WHAT YOU SHOULD DO: Would you copy the entries that follow exactly, leaving out every picture?

AVAILABLE RECORDS:

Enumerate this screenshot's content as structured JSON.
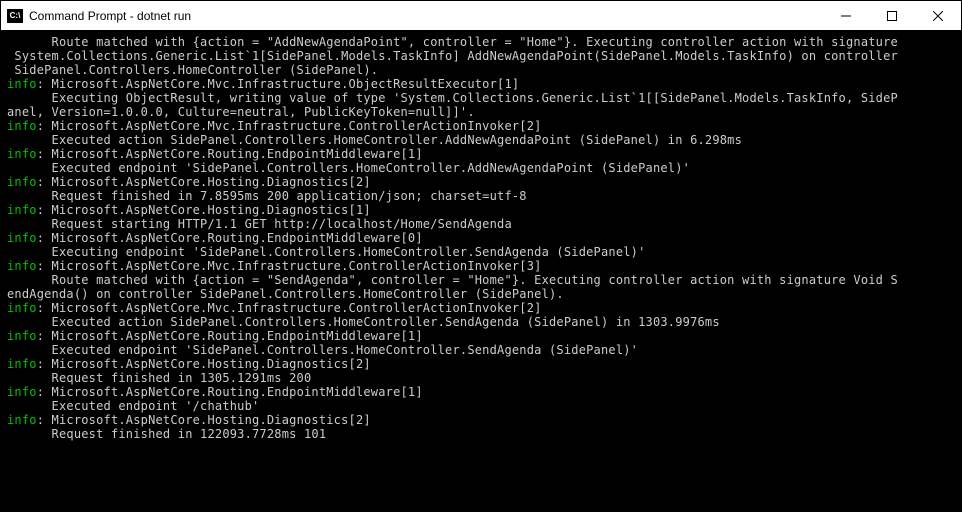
{
  "window": {
    "icon_text": "C:\\",
    "title": "Command Prompt - dotnet  run"
  },
  "info_prefix": "info",
  "lines": [
    {
      "type": "plain",
      "text": "      Route matched with {action = \"AddNewAgendaPoint\", controller = \"Home\"}. Executing controller action with signature"
    },
    {
      "type": "plain",
      "text": " System.Collections.Generic.List`1[SidePanel.Models.TaskInfo] AddNewAgendaPoint(SidePanel.Models.TaskInfo) on controller"
    },
    {
      "type": "plain",
      "text": " SidePanel.Controllers.HomeController (SidePanel)."
    },
    {
      "type": "info",
      "text": ": Microsoft.AspNetCore.Mvc.Infrastructure.ObjectResultExecutor[1]"
    },
    {
      "type": "plain",
      "text": "      Executing ObjectResult, writing value of type 'System.Collections.Generic.List`1[[SidePanel.Models.TaskInfo, SideP"
    },
    {
      "type": "plain",
      "text": "anel, Version=1.0.0.0, Culture=neutral, PublicKeyToken=null]]'."
    },
    {
      "type": "info",
      "text": ": Microsoft.AspNetCore.Mvc.Infrastructure.ControllerActionInvoker[2]"
    },
    {
      "type": "plain",
      "text": "      Executed action SidePanel.Controllers.HomeController.AddNewAgendaPoint (SidePanel) in 6.298ms"
    },
    {
      "type": "info",
      "text": ": Microsoft.AspNetCore.Routing.EndpointMiddleware[1]"
    },
    {
      "type": "plain",
      "text": "      Executed endpoint 'SidePanel.Controllers.HomeController.AddNewAgendaPoint (SidePanel)'"
    },
    {
      "type": "info",
      "text": ": Microsoft.AspNetCore.Hosting.Diagnostics[2]"
    },
    {
      "type": "plain",
      "text": "      Request finished in 7.8595ms 200 application/json; charset=utf-8"
    },
    {
      "type": "info",
      "text": ": Microsoft.AspNetCore.Hosting.Diagnostics[1]"
    },
    {
      "type": "plain",
      "text": "      Request starting HTTP/1.1 GET http://localhost/Home/SendAgenda"
    },
    {
      "type": "info",
      "text": ": Microsoft.AspNetCore.Routing.EndpointMiddleware[0]"
    },
    {
      "type": "plain",
      "text": "      Executing endpoint 'SidePanel.Controllers.HomeController.SendAgenda (SidePanel)'"
    },
    {
      "type": "info",
      "text": ": Microsoft.AspNetCore.Mvc.Infrastructure.ControllerActionInvoker[3]"
    },
    {
      "type": "plain",
      "text": "      Route matched with {action = \"SendAgenda\", controller = \"Home\"}. Executing controller action with signature Void S"
    },
    {
      "type": "plain",
      "text": "endAgenda() on controller SidePanel.Controllers.HomeController (SidePanel)."
    },
    {
      "type": "info",
      "text": ": Microsoft.AspNetCore.Mvc.Infrastructure.ControllerActionInvoker[2]"
    },
    {
      "type": "plain",
      "text": "      Executed action SidePanel.Controllers.HomeController.SendAgenda (SidePanel) in 1303.9976ms"
    },
    {
      "type": "info",
      "text": ": Microsoft.AspNetCore.Routing.EndpointMiddleware[1]"
    },
    {
      "type": "plain",
      "text": "      Executed endpoint 'SidePanel.Controllers.HomeController.SendAgenda (SidePanel)'"
    },
    {
      "type": "info",
      "text": ": Microsoft.AspNetCore.Hosting.Diagnostics[2]"
    },
    {
      "type": "plain",
      "text": "      Request finished in 1305.1291ms 200"
    },
    {
      "type": "info",
      "text": ": Microsoft.AspNetCore.Routing.EndpointMiddleware[1]"
    },
    {
      "type": "plain",
      "text": "      Executed endpoint '/chathub'"
    },
    {
      "type": "info",
      "text": ": Microsoft.AspNetCore.Hosting.Diagnostics[2]"
    },
    {
      "type": "plain",
      "text": "      Request finished in 122093.7728ms 101"
    }
  ]
}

ANSWER BELOW:
Enumerate this screenshot's content as structured JSON.
{
  "window": {
    "icon_text": "C:\\",
    "title": "Command Prompt - dotnet  run"
  },
  "info_prefix": "info",
  "lines": [
    {
      "type": "plain",
      "text": "      Route matched with {action = \"AddNewAgendaPoint\", controller = \"Home\"}. Executing controller action with signature"
    },
    {
      "type": "plain",
      "text": " System.Collections.Generic.List`1[SidePanel.Models.TaskInfo] AddNewAgendaPoint(SidePanel.Models.TaskInfo) on controller"
    },
    {
      "type": "plain",
      "text": " SidePanel.Controllers.HomeController (SidePanel)."
    },
    {
      "type": "info",
      "text": ": Microsoft.AspNetCore.Mvc.Infrastructure.ObjectResultExecutor[1]"
    },
    {
      "type": "plain",
      "text": "      Executing ObjectResult, writing value of type 'System.Collections.Generic.List`1[[SidePanel.Models.TaskInfo, SideP"
    },
    {
      "type": "plain",
      "text": "anel, Version=1.0.0.0, Culture=neutral, PublicKeyToken=null]]'."
    },
    {
      "type": "info",
      "text": ": Microsoft.AspNetCore.Mvc.Infrastructure.ControllerActionInvoker[2]"
    },
    {
      "type": "plain",
      "text": "      Executed action SidePanel.Controllers.HomeController.AddNewAgendaPoint (SidePanel) in 6.298ms"
    },
    {
      "type": "info",
      "text": ": Microsoft.AspNetCore.Routing.EndpointMiddleware[1]"
    },
    {
      "type": "plain",
      "text": "      Executed endpoint 'SidePanel.Controllers.HomeController.AddNewAgendaPoint (SidePanel)'"
    },
    {
      "type": "info",
      "text": ": Microsoft.AspNetCore.Hosting.Diagnostics[2]"
    },
    {
      "type": "plain",
      "text": "      Request finished in 7.8595ms 200 application/json; charset=utf-8"
    },
    {
      "type": "info",
      "text": ": Microsoft.AspNetCore.Hosting.Diagnostics[1]"
    },
    {
      "type": "plain",
      "text": "      Request starting HTTP/1.1 GET http://localhost/Home/SendAgenda"
    },
    {
      "type": "info",
      "text": ": Microsoft.AspNetCore.Routing.EndpointMiddleware[0]"
    },
    {
      "type": "plain",
      "text": "      Executing endpoint 'SidePanel.Controllers.HomeController.SendAgenda (SidePanel)'"
    },
    {
      "type": "info",
      "text": ": Microsoft.AspNetCore.Mvc.Infrastructure.ControllerActionInvoker[3]"
    },
    {
      "type": "plain",
      "text": "      Route matched with {action = \"SendAgenda\", controller = \"Home\"}. Executing controller action with signature Void S"
    },
    {
      "type": "plain",
      "text": "endAgenda() on controller SidePanel.Controllers.HomeController (SidePanel)."
    },
    {
      "type": "info",
      "text": ": Microsoft.AspNetCore.Mvc.Infrastructure.ControllerActionInvoker[2]"
    },
    {
      "type": "plain",
      "text": "      Executed action SidePanel.Controllers.HomeController.SendAgenda (SidePanel) in 1303.9976ms"
    },
    {
      "type": "info",
      "text": ": Microsoft.AspNetCore.Routing.EndpointMiddleware[1]"
    },
    {
      "type": "plain",
      "text": "      Executed endpoint 'SidePanel.Controllers.HomeController.SendAgenda (SidePanel)'"
    },
    {
      "type": "info",
      "text": ": Microsoft.AspNetCore.Hosting.Diagnostics[2]"
    },
    {
      "type": "plain",
      "text": "      Request finished in 1305.1291ms 200"
    },
    {
      "type": "info",
      "text": ": Microsoft.AspNetCore.Routing.EndpointMiddleware[1]"
    },
    {
      "type": "plain",
      "text": "      Executed endpoint '/chathub'"
    },
    {
      "type": "info",
      "text": ": Microsoft.AspNetCore.Hosting.Diagnostics[2]"
    },
    {
      "type": "plain",
      "text": "      Request finished in 122093.7728ms 101"
    }
  ]
}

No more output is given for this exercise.